THE impact of the oil slump grows wider - oil prices are now so low that shipping companies on the Europe-Asia route are finding it more economical to circumnavigate the southern tip of Africa, than pay the hundreds of thousands of dollars in transit fees through the much shorter Suez Canal.
Essentially, it makes more business sense to sail the longer distance – even though the Suez Canal shortens the Europe Asia trade route by at least 9,000 km – and burn more fuel by increasing speeds.
With oil touching $30 a barrel, a recent analysis by SeaIntel, a maritime monitoring group suggests that if shippers can accept an extra week of transit time by sailing south of Africa, it would save them an average of $17.7 million a year per vessel, in transit fees.
According to the analysts the Suez Canal would need to reduce fees by around 50% - and the Panama Canal which similarly affected by 30% - for crossing to be commercially viable for long-haul ships.
That’s bad news for Egypt, which spent $8 billion on expanding the Suez Canal, opened with much fanfare last year. The expansion, accomplished in a record one year, was intended to reduce waiting times from 18 hours to 11 hours. Authorities said they expected canal revenues to more than double from the annual $5.5 billion in 2014 to $13 billion by 2023.
But all this is now looking dicey. The expansion itself was criticised by some as lacking in fundamental business sense, and driven more by President Abdel Fatah al-Sisi’s need to project nationalist prestige.
Prior to the expansion, gridlock along the canal had actually lessened in recent years: The number of ships using the Suez is 20% lower than before 2008, says this article by Business Insider.
For one week in January, global markets were spooked when it was reported that for “the first time in known history”, not one cargo ship was in-transit in the North Atlantic between Europe and North America. The inference was instant: that trade between the world’s two advanced economic regions is at best flagging, and at worst, non-existent.

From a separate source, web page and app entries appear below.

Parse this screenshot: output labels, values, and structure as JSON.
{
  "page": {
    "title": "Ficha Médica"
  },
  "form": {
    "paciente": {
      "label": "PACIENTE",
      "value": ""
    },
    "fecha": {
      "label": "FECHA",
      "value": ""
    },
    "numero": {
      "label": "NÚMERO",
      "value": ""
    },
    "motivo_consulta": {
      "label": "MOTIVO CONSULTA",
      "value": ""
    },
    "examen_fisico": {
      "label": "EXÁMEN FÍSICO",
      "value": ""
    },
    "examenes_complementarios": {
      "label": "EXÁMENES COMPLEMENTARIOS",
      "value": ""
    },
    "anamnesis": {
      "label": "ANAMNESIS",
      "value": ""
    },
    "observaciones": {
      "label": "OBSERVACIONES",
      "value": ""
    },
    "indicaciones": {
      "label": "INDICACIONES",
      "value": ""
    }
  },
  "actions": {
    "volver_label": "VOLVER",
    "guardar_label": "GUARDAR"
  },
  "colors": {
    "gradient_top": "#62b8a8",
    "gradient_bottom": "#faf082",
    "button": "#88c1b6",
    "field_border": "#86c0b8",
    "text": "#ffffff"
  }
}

Similarly, a key shipping index has all but collapsed: The Baltic Dry Index measures the cost of moving major raw materials, such as metals, coal, iron ore and grain by major sea routes on four types of carriers, graded by capacity.
Published daily since 1985, in August it begun its precipitous decline after Chinese economic data spooked world markets. It has been plummeting: in May 2008 it reached its highest ever level at 11,793 points, on January 13, 2016 it came in at a record low of 394 points, a near-97% drop.
Even without the oil price woes, traffic would have had to increase 9% for the Suez canal expansion to deliver on its economic benefits. So far, receipts have actually dipped from $462 million in August 2015 to $449 million in October 2015, reflecting the chill in the global economy, influenced by the slowdown in China and weak commodity and oil prices.
There might be a bump in shipping volumes in the next few years, as oil and gas deposits discovered in Tanzania, Mozambique, Kenya and Uganda move into commercialisation. But with oil prices scraping the bottom of the barrel, for now it’s wait and see.
The low oil prices are also influencing a change in strategy of pirates in the Gulf of Guinea. Until last year, pirates off the West African coast were known for hijacking oil tankers and siphoning off the crude oil, to be refined later at informal, artisanal refineries on shore, and sold back into the local black market.
Moving into kidnappings
But since January, there has been a notable uptick in the number of incidents of kidnapping incidents, suggesting that pirates are giving up on oil cargo theft and instead started kidnapping crew members for ransom, UK-owned risk management solutions provider Protection Group International (PGI) said.
The group said that in January there were four recorded attacks on vessels in the area involving kidnapping, a significant increase compared to one per month from October to December 2015.
There were also no reports of major oil cargo thefts since October 2015, which underscores the long-term decline in hijackings in the Gulf of Guinea over the past 18 months.
The Nigerian government’s crackdown on illicit refineries in the region has contributed to the decline in theft, which has made it more difficult to process and sell stolen oil. According to security officials, the Nigeria Security and Civil Defence Corps destroyed some 106 illegal refineries in the Niger Delta in 2015.
Improved navy patrols and surveillance in the Niger Delta have also made it more difficult for criminal gangs to store and transport stolen crude, prompting many criminals to operate further out to sea – and to resort to kidnappings for ransom instead.